  20. ^ "Sushma Swaraj, Arun Jaitley, Uma Bharti and Rajnath Singh sworn into the new cabinet". 26 May 2014. Retrieved 29 August 2014. 
  21. ^ a b
  22. ^ "A sneak peek into Sushma Swaraj's life". Dainik Bhaskar. 28 March 2013. Retrieved 27 April 2014. 
  23. ^ "Sushma Swaraj re-invents herself in a party dominated by Narendra Modi". The Economic Times. 25 February 2014. Retrieved 27 April 2014. 
  24. ^
  25. ^
  26. ^ . DNA India  Missing or empty |title= (help)
  27. ^ Press Trust of India (12 August 2015). "LK Advani Appreciates Sushma Swaraj's Spirited Defence in Lok Sabha". 
  28. ^ Sandipan Sharma (14 June 2015). "Sushma Swaraj, daughter help ED accused: It's achhe din for Lalit Modi under BJP rule". Firstpost. 
  29. ^ "Sushma Swaraj helped expedite Lalit Modi's UK visa process!". Retrieved 16 June 2015. 
  30. ^ Detailed Profile – – Members of Parliament (Rajya Sabha) – Who's Who – Government: National Portal of India. Retrieved on 30 July 2011. Archived 17 February 2012 at the Wayback Machine.‹The template Wayback is being considered for merging.› 

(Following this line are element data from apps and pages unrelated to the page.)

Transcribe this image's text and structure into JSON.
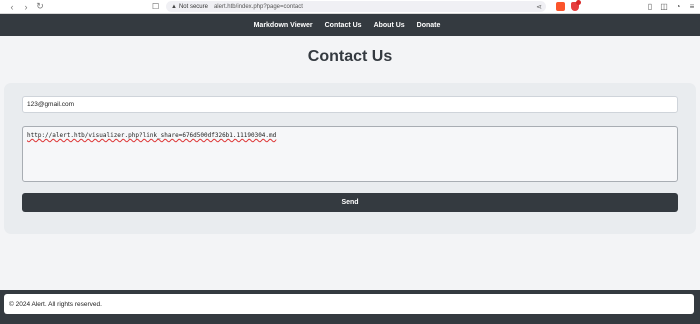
{
  "browser": {
    "security_label": "Not secure",
    "url": "alert.htb/index.php?page=contact"
  },
  "nav": {
    "items": [
      {
        "label": "Markdown Viewer"
      },
      {
        "label": "Contact Us"
      },
      {
        "label": "About Us"
      },
      {
        "label": "Donate"
      }
    ]
  },
  "page": {
    "title": "Contact Us"
  },
  "form": {
    "email_value": "123@gmail.com",
    "message_value": "http://alert.htb/visualizer.php?link_share=676d500df326b1.11190304.md",
    "send_label": "Send"
  },
  "footer": {
    "text": "© 2024 Alert. All rights reserved."
  }
}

External links[edit]

Lok Sabha
Preceded by
Madan Lal Khurana
Member of Parliament
for South Delhi

Succeeded by
Vijay Kumar Malhotra
Preceded by
Rampal Singh
Member of Parliament
for Vidisha

Political offices
Preceded by
Sahib Singh Verma
Chief Minister of Delhi
12 October 1998 – 3 December 1998
Succeeded by
Sheila Dikshit
Preceded by
Arun Jaitley
Minister of Information and Broadcasting
Succeeded by
Ravi Shankar Prasad
Preceded by
C. P. Thakur
Minister of Health and Family Welfare
29 January 2003 – 22 May 2004
Succeeded by
Anbumani Ramadoss
Preceded by
Pramod Mahajan
Minister of Parliamentary Affairs
29 January 2003 – 22 May 2004
Succeeded by
Ghulam Nabi Azad
Preceded by
L. K. Advani
Leader of the Opposition in the Lok Sabha
Preceded by
Salman Khurshid
Minister of External Affairs
26 May 2014 – Present
Succeeded by
Preceded by
Vayalar Ravi
Minister of Overseas Indian Affairs
26 May 2016 – Present
Succeeded by